■ **REQUIRED ACTION**:
Print all the records exactly, please.

========

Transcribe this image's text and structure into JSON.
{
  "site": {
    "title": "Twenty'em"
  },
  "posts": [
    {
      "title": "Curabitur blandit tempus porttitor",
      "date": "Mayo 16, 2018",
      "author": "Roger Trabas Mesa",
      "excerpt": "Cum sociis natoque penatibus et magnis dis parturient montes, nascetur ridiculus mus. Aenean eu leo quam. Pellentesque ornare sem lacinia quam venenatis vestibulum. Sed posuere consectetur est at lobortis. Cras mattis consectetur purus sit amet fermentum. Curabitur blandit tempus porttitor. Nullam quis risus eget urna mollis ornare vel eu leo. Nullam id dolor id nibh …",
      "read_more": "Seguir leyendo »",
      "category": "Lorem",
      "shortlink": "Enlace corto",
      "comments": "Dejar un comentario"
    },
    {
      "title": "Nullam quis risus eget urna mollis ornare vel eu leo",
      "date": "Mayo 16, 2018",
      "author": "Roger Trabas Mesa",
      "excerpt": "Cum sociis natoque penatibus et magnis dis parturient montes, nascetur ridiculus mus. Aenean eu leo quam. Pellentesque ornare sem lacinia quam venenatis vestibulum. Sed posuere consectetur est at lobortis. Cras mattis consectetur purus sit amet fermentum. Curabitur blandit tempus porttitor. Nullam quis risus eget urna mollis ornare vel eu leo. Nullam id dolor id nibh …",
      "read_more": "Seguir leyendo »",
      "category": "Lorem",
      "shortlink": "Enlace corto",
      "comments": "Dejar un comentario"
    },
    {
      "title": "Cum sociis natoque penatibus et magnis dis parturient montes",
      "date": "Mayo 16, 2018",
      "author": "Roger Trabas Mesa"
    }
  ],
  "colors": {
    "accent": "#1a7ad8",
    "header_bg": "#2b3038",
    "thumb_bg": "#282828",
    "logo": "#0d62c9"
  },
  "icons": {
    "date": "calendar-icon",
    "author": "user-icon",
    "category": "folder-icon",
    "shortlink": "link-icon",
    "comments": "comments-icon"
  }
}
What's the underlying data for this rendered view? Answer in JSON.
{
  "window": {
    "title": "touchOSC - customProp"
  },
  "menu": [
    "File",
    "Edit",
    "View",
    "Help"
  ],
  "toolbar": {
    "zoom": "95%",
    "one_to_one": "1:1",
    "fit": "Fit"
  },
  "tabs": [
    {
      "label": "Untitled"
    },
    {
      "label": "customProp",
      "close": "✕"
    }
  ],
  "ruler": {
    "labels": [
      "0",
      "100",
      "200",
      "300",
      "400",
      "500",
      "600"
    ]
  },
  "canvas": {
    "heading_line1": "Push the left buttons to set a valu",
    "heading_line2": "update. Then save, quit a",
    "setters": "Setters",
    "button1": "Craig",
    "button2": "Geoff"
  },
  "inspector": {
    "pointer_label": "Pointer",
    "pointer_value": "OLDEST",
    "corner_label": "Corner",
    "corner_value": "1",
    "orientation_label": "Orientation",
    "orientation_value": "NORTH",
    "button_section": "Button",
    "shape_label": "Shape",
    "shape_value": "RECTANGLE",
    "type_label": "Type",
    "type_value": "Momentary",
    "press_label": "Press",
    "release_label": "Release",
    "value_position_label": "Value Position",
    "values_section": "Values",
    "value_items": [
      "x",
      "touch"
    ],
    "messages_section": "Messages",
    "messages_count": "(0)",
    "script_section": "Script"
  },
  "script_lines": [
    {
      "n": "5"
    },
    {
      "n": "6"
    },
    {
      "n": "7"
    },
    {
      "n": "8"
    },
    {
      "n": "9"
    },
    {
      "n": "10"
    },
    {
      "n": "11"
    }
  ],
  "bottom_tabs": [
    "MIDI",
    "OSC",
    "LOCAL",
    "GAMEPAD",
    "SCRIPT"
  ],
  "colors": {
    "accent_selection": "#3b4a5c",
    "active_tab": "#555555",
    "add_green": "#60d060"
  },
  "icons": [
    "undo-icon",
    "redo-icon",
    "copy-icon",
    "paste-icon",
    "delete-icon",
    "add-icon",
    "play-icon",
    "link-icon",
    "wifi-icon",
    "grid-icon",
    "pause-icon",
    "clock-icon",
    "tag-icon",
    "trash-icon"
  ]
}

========

■ **RESULT OF THE TASK**:
Transcribe this image's text and structure into JSON.
{
  "site": {
    "title": "Twenty'em"
  },
  "posts": [
    {
      "title": "Curabitur blandit tempus porttitor",
      "date": "Mayo 16, 2018",
      "author": "Roger Trabas Mesa",
      "excerpt": "Cum sociis natoque penatibus et magnis dis parturient montes, nascetur ridiculus mus. Aenean eu leo quam. Pellentesque ornare sem lacinia quam venenatis vestibulum. Sed posuere consectetur est at lobortis. Cras mattis consectetur purus sit amet fermentum. Curabitur blandit tempus porttitor. Nullam quis risus eget urna mollis ornare vel eu leo. Nullam id dolor id nibh …",
      "read_more": "Seguir leyendo »",
      "category": "Lorem",
      "shortlink": "Enlace corto",
      "comments": "Dejar un comentario"
    },
    {
      "title": "Nullam quis risus eget urna mollis ornare vel eu leo",
      "date": "Mayo 16, 2018",
      "author": "Roger Trabas Mesa",
      "excerpt": "Cum sociis natoque penatibus et magnis dis parturient montes, nascetur ridiculus mus. Aenean eu leo quam. Pellentesque ornare sem lacinia quam venenatis vestibulum. Sed posuere consectetur est at lobortis. Cras mattis consectetur purus sit amet fermentum. Curabitur blandit tempus porttitor. Nullam quis risus eget urna mollis ornare vel eu leo. Nullam id dolor id nibh …",
      "read_more": "Seguir leyendo »",
      "category": "Lorem",
      "shortlink": "Enlace corto",
      "comments": "Dejar un comentario"
    },
    {
      "title": "Cum sociis natoque penatibus et magnis dis parturient montes",
      "date": "Mayo 16, 2018",
      "author": "Roger Trabas Mesa"
    }
  ],
  "colors": {
    "accent": "#1a7ad8",
    "header_bg": "#2b3038",
    "thumb_bg": "#282828",
    "logo": "#0d62c9"
  },
  "icons": {
    "date": "calendar-icon",
    "author": "user-icon",
    "category": "folder-icon",
    "shortlink": "link-icon",
    "comments": "comments-icon"
  }
}
What's the underlying data for this rendered view? Answer in JSON.
{
  "window": {
    "title": "touchOSC - customProp"
  },
  "menu": [
    "File",
    "Edit",
    "View",
    "Help"
  ],
  "toolbar": {
    "zoom": "95%",
    "one_to_one": "1:1",
    "fit": "Fit"
  },
  "tabs": [
    {
      "label": "Untitled"
    },
    {
      "label": "customProp",
      "close": "✕"
    }
  ],
  "ruler": {
    "labels": [
      "0",
      "100",
      "200",
      "300",
      "400",
      "500",
      "600"
    ]
  },
  "canvas": {
    "heading_line1": "Push the left buttons to set a valu",
    "heading_line2": "update. Then save, quit a",
    "setters": "Setters",
    "button1": "Craig",
    "button2": "Geoff"
  },
  "inspector": {
    "pointer_label": "Pointer",
    "pointer_value": "OLDEST",
    "corner_label": "Corner",
    "corner_value": "1",
    "orientation_label": "Orientation",
    "orientation_value": "NORTH",
    "button_section": "Button",
    "shape_label": "Shape",
    "shape_value": "RECTANGLE",
    "type_label": "Type",
    "type_value": "Momentary",
    "press_label": "Press",
    "release_label": "Release",
    "value_position_label": "Value Position",
    "values_section": "Values",
    "value_items": [
      "x",
      "touch"
    ],
    "messages_section": "Messages",
    "messages_count": "(0)",
    "script_section": "Script"
  },
  "script_lines": [
    {
      "n": "5"
    },
    {
      "n": "6"
    },
    {
      "n": "7"
    },
    {
      "n": "8"
    },
    {
      "n": "9"
    },
    {
      "n": "10"
    },
    {
      "n": "11"
    }
  ],
  "bottom_tabs": [
    "MIDI",
    "OSC",
    "LOCAL",
    "GAMEPAD",
    "SCRIPT"
  ],
  "colors": {
    "accent_selection": "#3b4a5c",
    "active_tab": "#555555",
    "add_green": "#60d060"
  },
  "icons": [
    "undo-icon",
    "redo-icon",
    "copy-icon",
    "paste-icon",
    "delete-icon",
    "add-icon",
    "play-icon",
    "link-icon",
    "wifi-icon",
    "grid-icon",
    "pause-icon",
    "clock-icon",
    "tag-icon",
    "trash-icon"
  ]
}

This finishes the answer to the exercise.